Congressional Reps Question Feds Over Botched Domain Seizures
from the will-we-get-answers dept
The government’s admission that it had (once again) mistakenly seized and censored a website for over a year when it dropped its case against Rojadirecta/Puerto80 has reminded everyone that Dajaz1 was not an isolate case. It was a part of a wider program where DHS (via ICE) and the DOJ systematically believed whatever the RIAA and MPAA were telling them, leading to the blatant censorship of a variety of websites, without proper due process. Thankfully, some in Congress are paying attention. Bipartisan Congressional Reps. Zoe Lofgren, Jason Chaffetz and Jared Polis have teamed up to send a letter raising a number of questions about Operation in Our Sites, to both Attorney General Holder and Homeland Security Secretary Napolitano.
The letter doesn’t even mention the Rojadirecta case, but focuses on what happened with Dajaz1, pointing out their concern with the program, and how it appears to violate free speech rights, ignore due process and destroy legitimate businesses. The letter raises the fact that Dajaz1 is not an isolated case. As we’ve pointed out in the past, we’re aware of at least a few other domains that were seized, and whose owners had challenged the seizures. And yet, well over a year later, there appeared to be no evidence of either a return of those domains or a forfeiture process started. Given how the feds treated Dajaz1, with secret extensions, preventing Dajaz1 from representing itself in court, we’ve wondered how many other domains the DOJ and ICE had incorrectly and illegally seized — and which they were now keeping in that kind of holding pattern. It’s good to see that this letter directly asks about that issue:

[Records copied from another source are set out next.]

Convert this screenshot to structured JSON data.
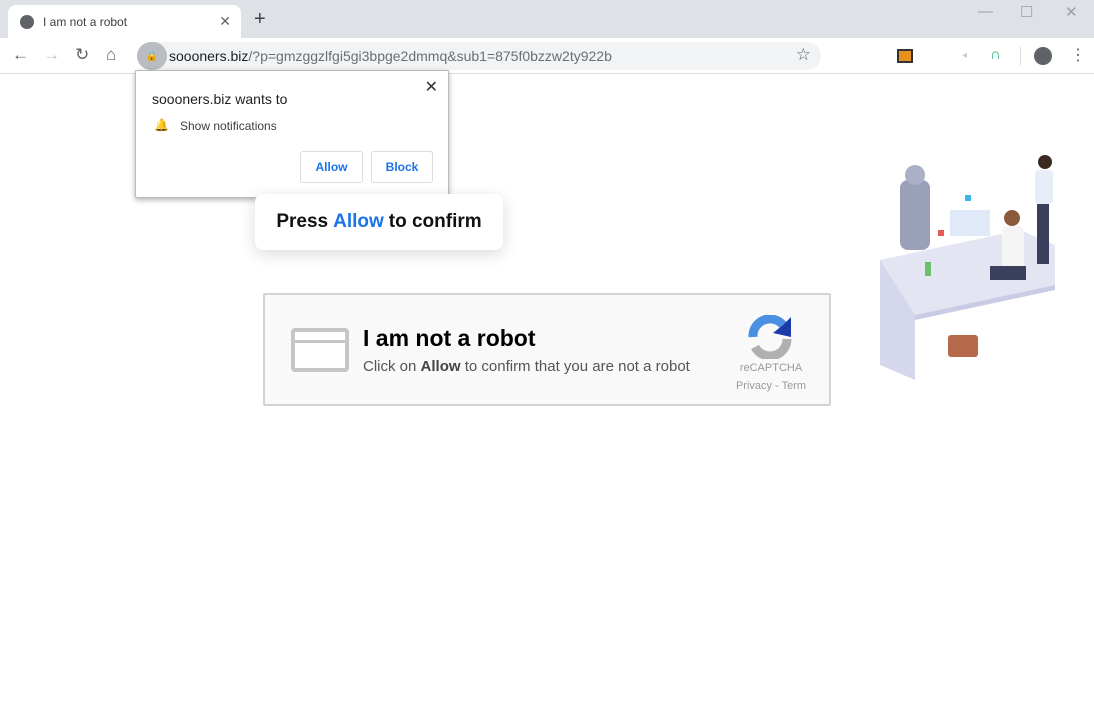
{
  "browser": {
    "tab_title": "I am not a robot",
    "url_host": "soooners.biz",
    "url_path": "/?p=gmzggzlfgi5gi3bpge2dmmq&sub1=875f0bzzw2ty922b"
  },
  "permission_popup": {
    "title": "soooners.biz wants to",
    "permission": "Show notifications",
    "allow_label": "Allow",
    "block_label": "Block"
  },
  "prompt": {
    "pre": "Press",
    "allow": "Allow",
    "post": "to confirm"
  },
  "captcha": {
    "title": "I am not a robot",
    "sub_pre": "Click on",
    "sub_bold": "Allow",
    "sub_post": "to confirm that you are not a robot",
    "brand": "reCAPTCHA",
    "links": "Privacy - Term"
  },
  "colors": {
    "accent": "#1a73e8"
  }
}
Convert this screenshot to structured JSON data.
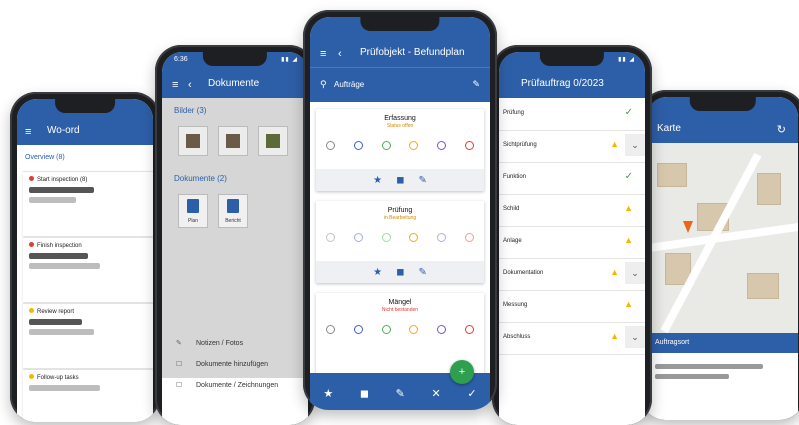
{
  "phones": {
    "p1": {
      "title": "Wo-ord",
      "time": "",
      "section": "Overview (8)",
      "cards": [
        {
          "label": "Start inspection (8)",
          "priority": "red"
        },
        {
          "label": "Finish inspection",
          "priority": "red"
        },
        {
          "label": "Review report",
          "priority": "yellow"
        },
        {
          "label": "Follow-up tasks",
          "priority": "yellow"
        }
      ]
    },
    "p2": {
      "time": "6:36",
      "title": "Dokumente",
      "images_label": "Bilder (3)",
      "docs_label": "Dokumente (2)",
      "doc_names": [
        "Plan",
        "Bericht"
      ],
      "menu": [
        {
          "icon": "✎",
          "label": "Notizen / Fotos"
        },
        {
          "icon": "☐",
          "label": "Dokumente hinzufügen"
        },
        {
          "icon": "☐",
          "label": "Dokumente / Zeichnungen"
        }
      ]
    },
    "p3": {
      "title": "Prüfobjekt - Befundplan",
      "sub": "Aufträge",
      "cards": [
        {
          "title": "Erfassung",
          "subtitle": "Status offen"
        },
        {
          "title": "Prüfung",
          "subtitle": "in Bearbeitung"
        },
        {
          "title": "Mängel",
          "subtitle": "Nicht bestanden"
        }
      ],
      "fab_icon": "+"
    },
    "p4": {
      "title": "Prüfauftrag 0/2023",
      "rows": [
        {
          "label": "Prüfung",
          "state": "ok"
        },
        {
          "label": "Sichtprüfung",
          "state": "warn"
        },
        {
          "label": "Funktion",
          "state": "ok"
        },
        {
          "label": "Schild",
          "state": "warn"
        },
        {
          "label": "Anlage",
          "state": "warn"
        },
        {
          "label": "Dokumentation",
          "state": "warn"
        },
        {
          "label": "Messung",
          "state": "warn"
        },
        {
          "label": "Abschluss",
          "state": "warn"
        }
      ]
    },
    "p5": {
      "title": "Karte",
      "info": "Auftragsort"
    }
  },
  "colors": {
    "primary": "#2d5fa8",
    "green": "#2e9e4f",
    "warn": "#f5b800",
    "red": "#e53935"
  }
}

Other complaints have been raised by websites seized under “In Our Sites” that bear similarities to the Dajaz1 case. These complaints center around unnecessary delays in advancing and resolving cases, difficulty in obtaining documents from the government that are fundamental to the underlying cases (such as affidavits), and difficulty even maintaining contact with the U.S. Attorneys prosecuting the cases. The effect of these problems is to severely limit the ability of website owners to challenge the legality and merits of the domain name seizures.
The letter goes on to ask a series of important questions for both DHS and DOJ, especially regarding the utter failure of both departments in the Dajaz1 situation.
- What is the process for determining which sites to target? Who is involved in that process? What specific steps do DOJ and ICE take to ensure that affidavits and other material are thoroughly reviewed for accuracy prior to seizing a domain?
- To what extent are government agents required to evaluate whether the potentially infringing material to which target sites link — or which they host themselves — are non-infringing fair uses, impliedly licensed, and/or de minimis uses?
- Do government agents consider whether a site complies with the DMCA safe harbors? If so, how does this affect the determination to target a site?
- How many sites have attempted to retrieve their domains, via any process, judicial or informal, and what is the status of those cases?
- Have you made any changes to your domain seizure policies or their implementation as a result of the issues arising from the Dajaz1 seizure or any other seizure? If so, what were those changes?
- What specific steps has the DOJ and ICE taken to ensure that domain name seizure cases proceed without unnecessary delays, and that website owners seeking to restore their domain names have swift access to the officials and documents necessary to resolve their cases?
- How many more seizures do you anticipate occurring in the next six months and year?
It seems to me that questions four and five are the key ones here, which means I fully expect DOJ and ICE to be especially non-responsive in whatever answers they provide.